Disease is inevitable, so it’s best to accept its occurrence and deal with it when it arises. Perfect health is natural and easy maintenance, by living in tune with the laws of nature. However, iIllness is a part of life and treatment is essential. Every person exists as a whole being and sickness is the cry for enlightenment throughout the whole person. Therefore, disease results from progressive disruption of the body’s inner intelligence, through repeated violations of natural law.
It is when we understand Ayurvedic nature that we will be able to make a greater impact on the world around us.
Whenever you can, be aware of what you are eating and sit comfortably. Generally make an effort to actively think about leaving your stomach a quarter empty after eating. Our stomach is an organ that holds food and allows digestion; leave room for churning and juices. The feeling of hunger arises when our stomachs are a quarter full. It is best to eat only when you are hungry and stop when you are full, not when you have over eaten. To aid digestion take hot water with a meal and try to add some (not all!) of the following ingredients: ginger, pepper, garlic, turmeric, fenugreek, cinnamon, cumin, fennel, lemon, salt & honey.
Aesthetics & Ayurveda
At this point you may be wondering how the principles behind Ayurveda are relevant to the business of aesthetics. It is simply because their principles form the foundation for everything we do, and influence every decision we make concerning our products, treatments, articles and ventures. The best treatment is always one that manipulates the natural mechanisms in our bodies. Therefore the philosophy behind everything we create and each service we provide is central on one thing – to awaken the total intelligence of nature within every cell of our bodies in order to produce real healing.
As a result we don’t want to do anything that is going to cause an individual to become imbalanced. We don’t want to bring long lasting harm to our clients because that will only lead to disorder and chaos. This is why we refuse to follow the crowd when it comes to the latest aesthetics fad and will never recommend products/treatments which we know are unsafe and damaging.

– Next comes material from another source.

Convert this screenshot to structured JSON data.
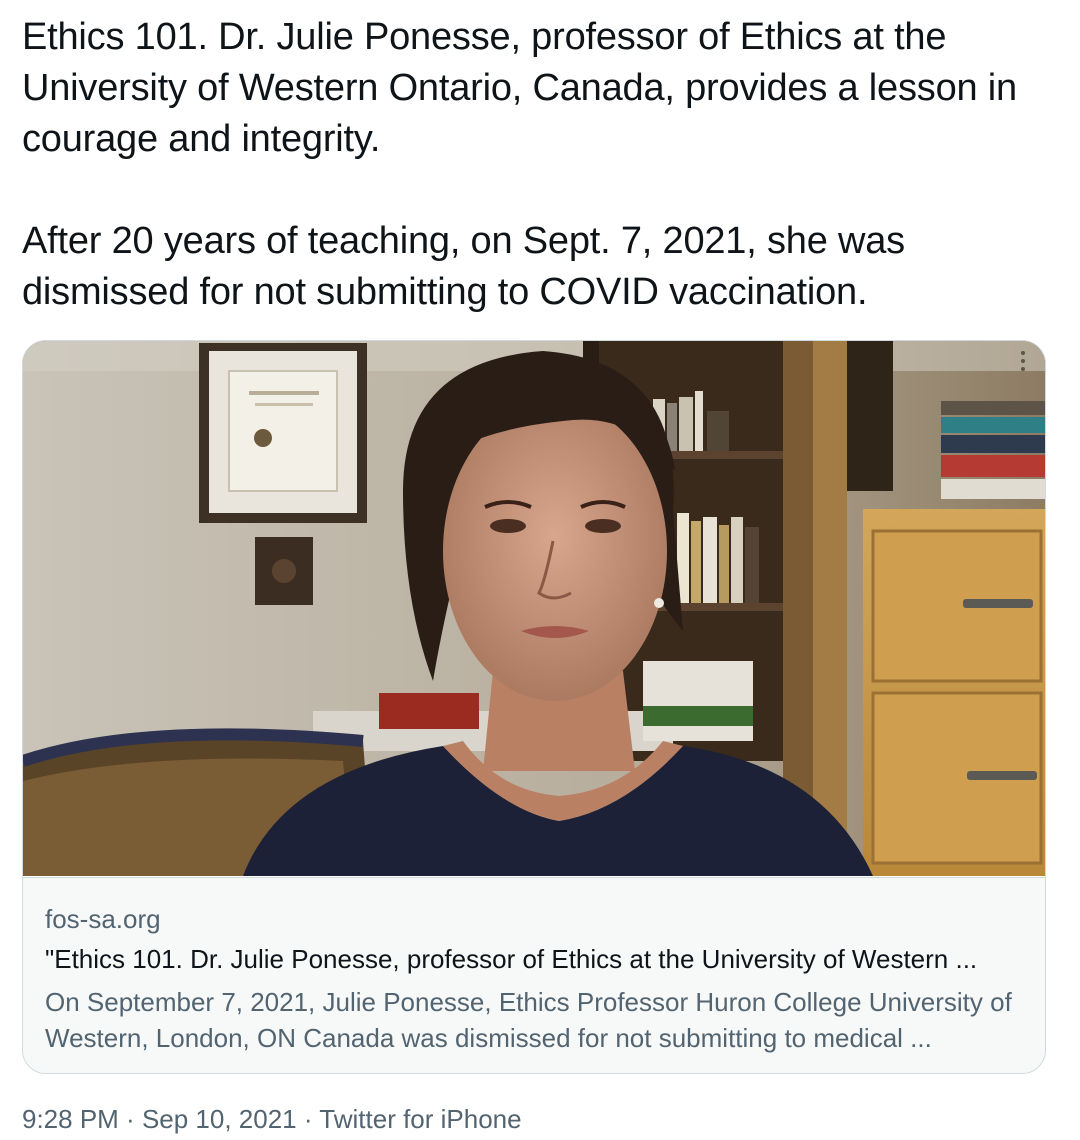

If you have any questions or queries, please do not hesitate to contact us.